A medical credit card can help you pay off an unexpected health expense if you know how to use one. If not, you could end up owing way more than your original bill. Offered at hundreds of thousands of doctors and veterinary offices across the country, medical credit cards are designed to spread out medical and veterinary bills that you can’t afford to pay off all at once. If the bill is over $200, you can pay it back interest-free over a set period of time, ranging from six to 24 months. Typically used for services that aren’t often covered by insurance (such as dental, cosmetic, or chiropractic work), medical credit cards can also be used for things like primary care or healthcare specialists if your provider accepts them. Approval rates for these cards are high – you can even be approved at a doctor’s office relatively quickly. CareCredit credit cards (owned by Synchrony Financial) are perhaps the best known, though banks such as Citi and Wells Fargo also offer them. These cards use a type of financing called deferred interest, which may sound great in theory, but experts warn consumers may not fully understand what they’re agreeing to. Story by Alicia Adamczyk for Time.
As Credit Card Rewards, Gift Cards Are No Prize
It’s a maneuver many credit card holders know well: the Hail Mary of rewards—redeeming points for a gift card. You have a couple of thousand points left on your credit card, and you want to close your account. You don’t want to forfeit those rewards. But they’re not enough for an airline ticket, and you don’t meet the minimum redemption requirement for cash back. So, like a kid reluctantly trading arcade tickets for a pink rubber eraser, you get a gift card. Gift cards remain perhaps the most ubiquitous redemption option available among credit card issuers. But for cardholders, they can be a miss, offering limited versatility and so-so redemption values. Even when you’re low on credit card rewards, better options abound. Story by Claire Tsosie for Nerd Wallet.
This Startup Just Fixed the Most Annoying Thing About Credit Cards

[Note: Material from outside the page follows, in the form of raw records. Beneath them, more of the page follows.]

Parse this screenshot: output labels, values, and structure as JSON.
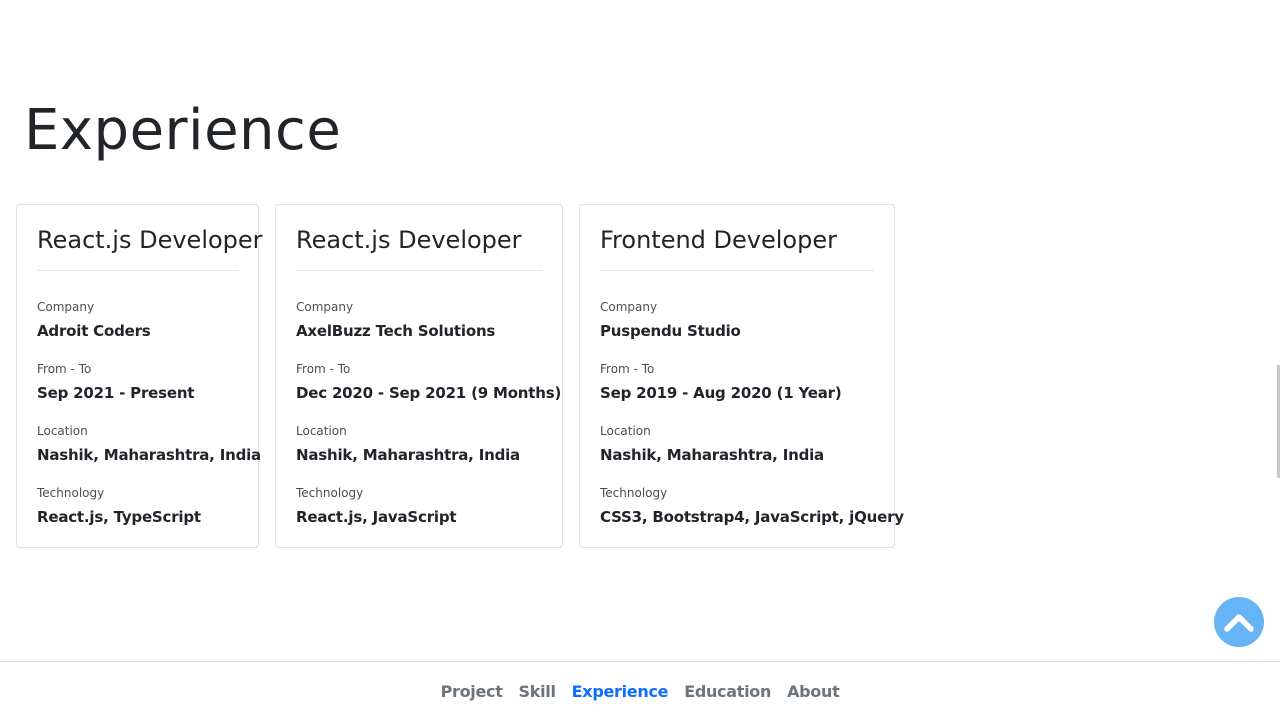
{
  "section": {
    "title": "Experience"
  },
  "experience": [
    {
      "title": "React.js Developer",
      "company_label": "Company",
      "company": "Adroit Coders",
      "period_label": "From - To",
      "period": "Sep 2021 - Present",
      "location_label": "Location",
      "location": "Nashik, Maharashtra, India",
      "technology_label": "Technology",
      "technology": "React.js, TypeScript"
    },
    {
      "title": "React.js Developer",
      "company_label": "Company",
      "company": "AxelBuzz Tech Solutions",
      "period_label": "From - To",
      "period": "Dec 2020 - Sep 2021 (9 Months)",
      "location_label": "Location",
      "location": "Nashik, Maharashtra, India",
      "technology_label": "Technology",
      "technology": "React.js, JavaScript"
    },
    {
      "title": "Frontend Developer",
      "company_label": "Company",
      "company": "Puspendu Studio",
      "period_label": "From - To",
      "period": "Sep 2019 - Aug 2020 (1 Year)",
      "location_label": "Location",
      "location": "Nashik, Maharashtra, India",
      "technology_label": "Technology",
      "technology": "CSS3, Bootstrap4, JavaScript, jQuery"
    }
  ],
  "scroll_top": {
    "icon": "chevron-up-icon",
    "color": "#66b3f6"
  },
  "nav": {
    "items": [
      "Project",
      "Skill",
      "Experience",
      "Education",
      "About"
    ],
    "active": "Experience",
    "active_color": "#0d6efd"
  }
}
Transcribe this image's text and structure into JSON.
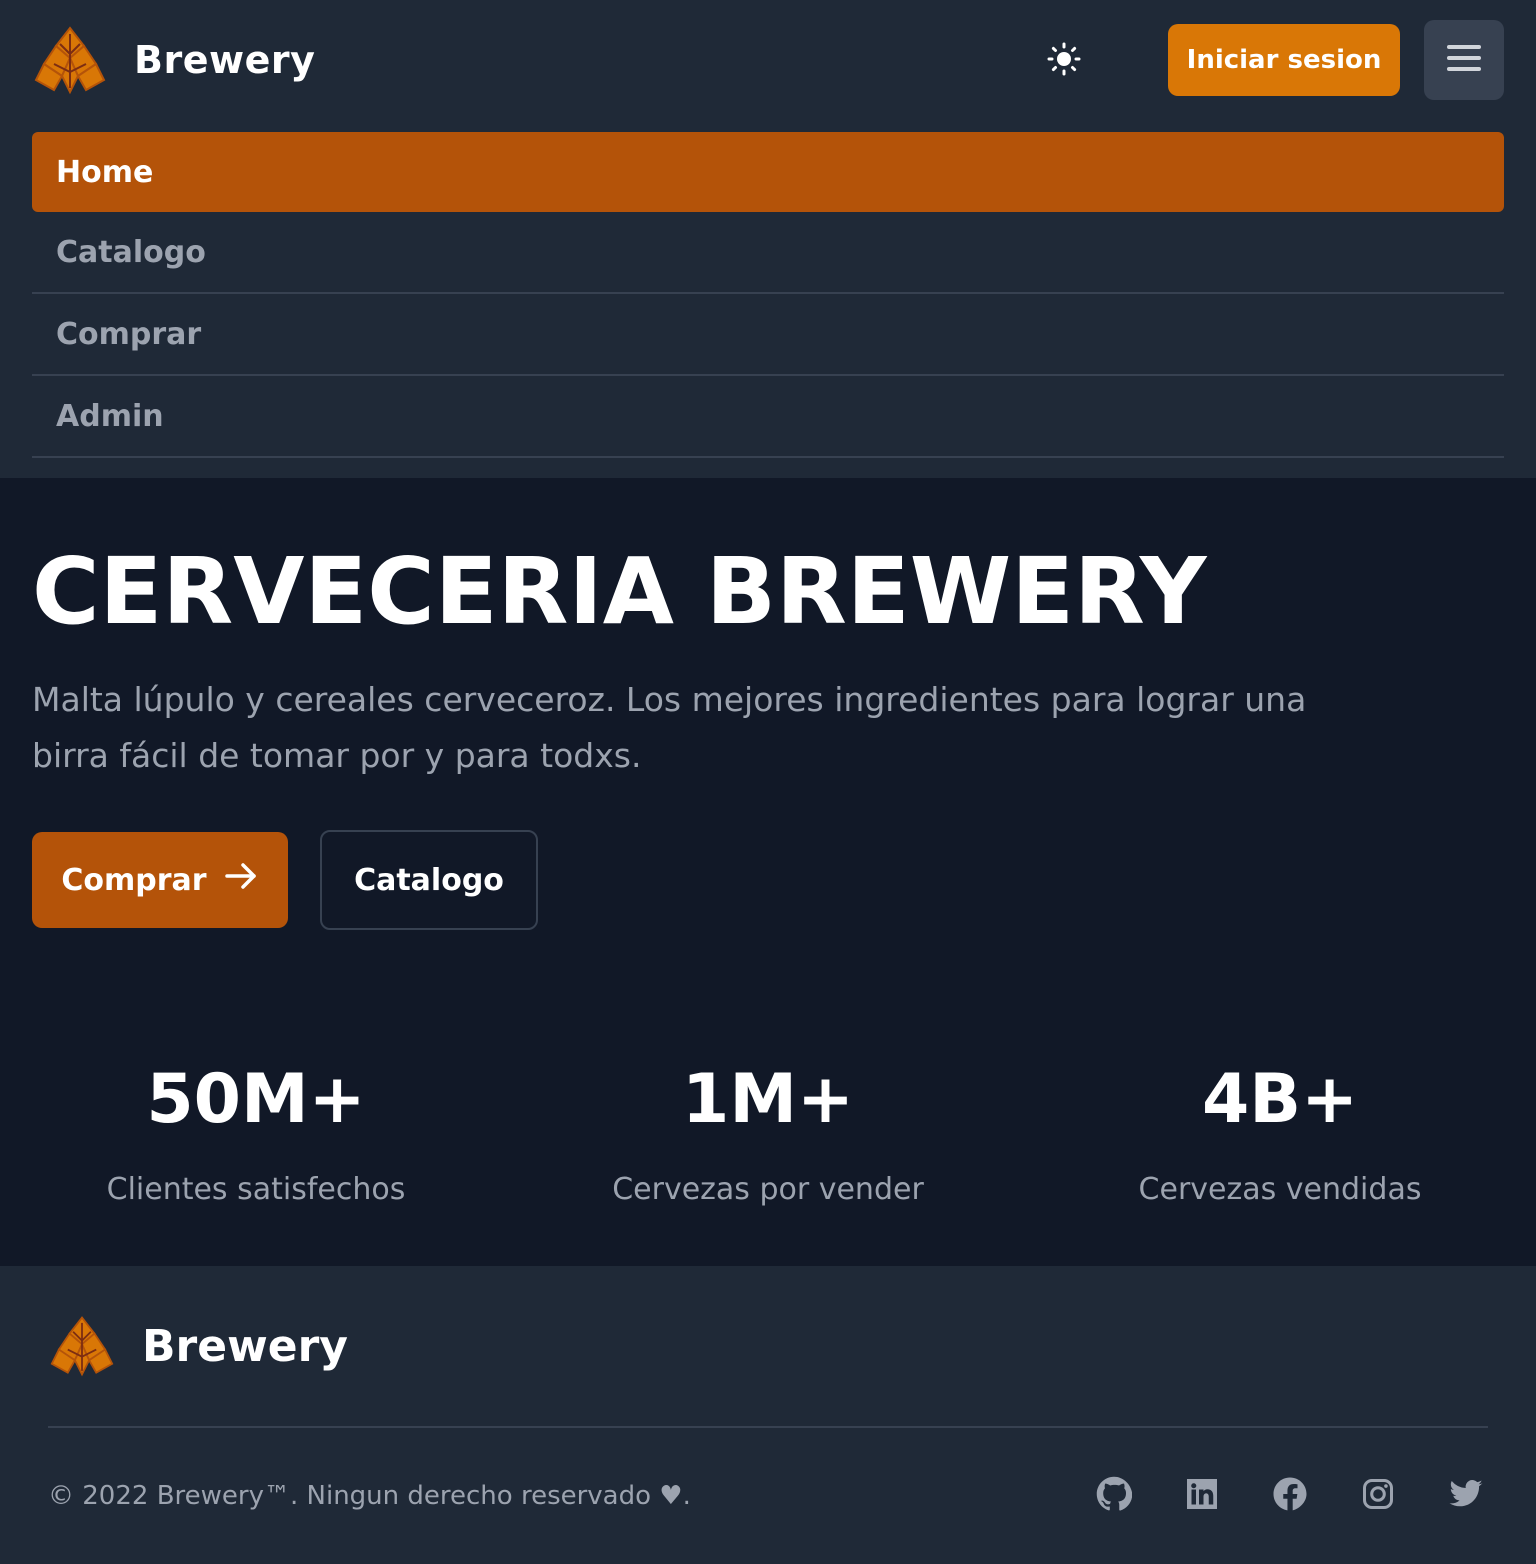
{
  "header": {
    "brand_name": "Brewery",
    "login_label": "Iniciar sesion",
    "nav": [
      {
        "label": "Home",
        "active": true
      },
      {
        "label": "Catalogo",
        "active": false
      },
      {
        "label": "Comprar",
        "active": false
      },
      {
        "label": "Admin",
        "active": false
      }
    ]
  },
  "hero": {
    "title": "CERVECERIA BREWERY",
    "description": "Malta lúpulo y cereales cerveceroz. Los mejores ingredientes para lograr una birra fácil de tomar por y para todxs.",
    "primary_label": "Comprar",
    "secondary_label": "Catalogo"
  },
  "stats": [
    {
      "value": "50M+",
      "label": "Clientes satisfechos"
    },
    {
      "value": "1M+",
      "label": "Cervezas por vender"
    },
    {
      "value": "4B+",
      "label": "Cervezas vendidas"
    }
  ],
  "footer": {
    "brand_name": "Brewery",
    "copyright": "© 2022 Brewery™. Ningun derecho reservado ♥.",
    "socials": [
      "github-icon",
      "linkedin-icon",
      "facebook-icon",
      "instagram-icon",
      "twitter-icon"
    ]
  },
  "colors": {
    "accent": "#d97706",
    "accent_dark": "#b45309",
    "header_bg": "#1f2937",
    "page_bg": "#111827",
    "muted_text": "#9ca3af"
  }
}
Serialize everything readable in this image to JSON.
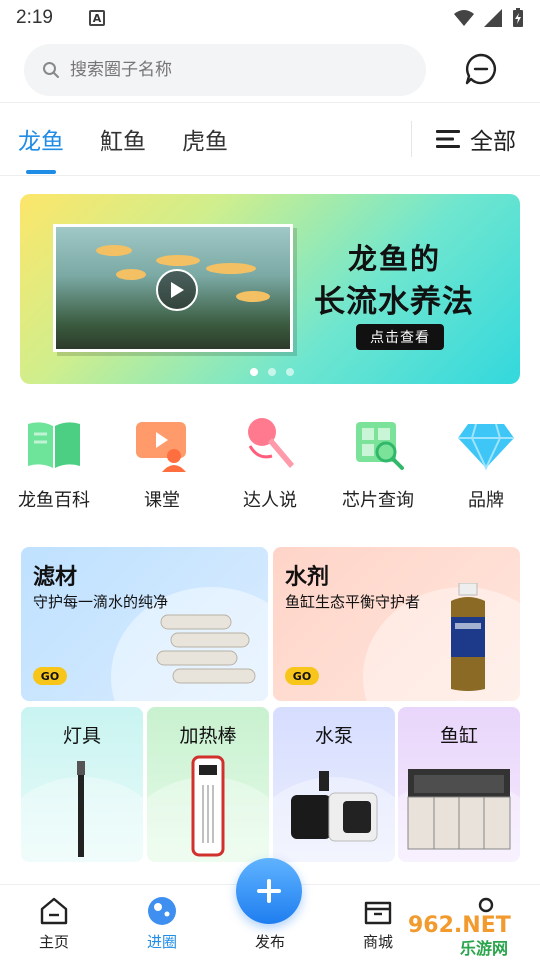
{
  "status_bar": {
    "time": "2:19",
    "badge": "A"
  },
  "search": {
    "placeholder": "搜索圈子名称"
  },
  "tabs": {
    "items": [
      {
        "label": "龙鱼"
      },
      {
        "label": "魟鱼"
      },
      {
        "label": "虎鱼"
      }
    ],
    "all_label": "全部"
  },
  "banner": {
    "title_line1": "龙鱼的",
    "title_line2": "长流水养法",
    "cta": "点击查看",
    "page_count": 3,
    "active_page": 1
  },
  "categories": [
    {
      "label": "龙鱼百科",
      "icon": "book-icon"
    },
    {
      "label": "课堂",
      "icon": "video-class-icon"
    },
    {
      "label": "达人说",
      "icon": "microphone-icon"
    },
    {
      "label": "芯片查询",
      "icon": "chip-search-icon"
    },
    {
      "label": "品牌",
      "icon": "diamond-icon"
    }
  ],
  "featured": [
    {
      "title": "滤材",
      "subtitle": "守护每一滴水的纯净",
      "go": "GO"
    },
    {
      "title": "水剂",
      "subtitle": "鱼缸生态平衡守护者",
      "go": "GO"
    }
  ],
  "products": [
    {
      "title": "灯具"
    },
    {
      "title": "加热棒"
    },
    {
      "title": "水泵"
    },
    {
      "title": "鱼缸"
    }
  ],
  "bottom_nav": [
    {
      "label": "主页",
      "icon": "home-icon"
    },
    {
      "label": "进圈",
      "icon": "circle-icon",
      "active": true
    },
    {
      "label": "发布",
      "icon": "plus-icon"
    },
    {
      "label": "商城",
      "icon": "shop-icon"
    },
    {
      "label": "",
      "icon": "me-icon"
    }
  ],
  "watermark": {
    "text_top": "962.NET",
    "text_bottom": "乐游网"
  },
  "colors": {
    "accent": "#1f8ce6"
  }
}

Now anyone can apply for an account at Final. However, users won’t be accepted unless they have sufficiently good credit. If you do, Final acts like a typical credit card system—it protects you from fraud. But not in the same way that any old credit card does. Final’s security features far exceed the status quo. The company’s core value proposition is that it can act as a password manager for your credit card. Along with receiving a physical card for IRL payments, users can generate credit card numbers on demand. You’re able to create a new one for each purchase, or assign unique credit card numbers to every retailer. Users can specify how much money is allowed to flow through a given credit card. Final’s system means that after a data breach you can simply switch off the credit card number associated with the hacked retailer. You needn’t worry about having to change the rest of your accounts. Story by Sonya Mann for Inc.
LowCards.com Weekly Credit Card Rate Report
Based on the 1,000+ cards in the LowCards.com Complete Credit Card Index, the average advertised APR for credit cards is 15.46 percent, slightly higher than last week’s average of 15.36 percent. Six months ago, the average was 14.90 percent. One year ago, the average was 14.70 percent.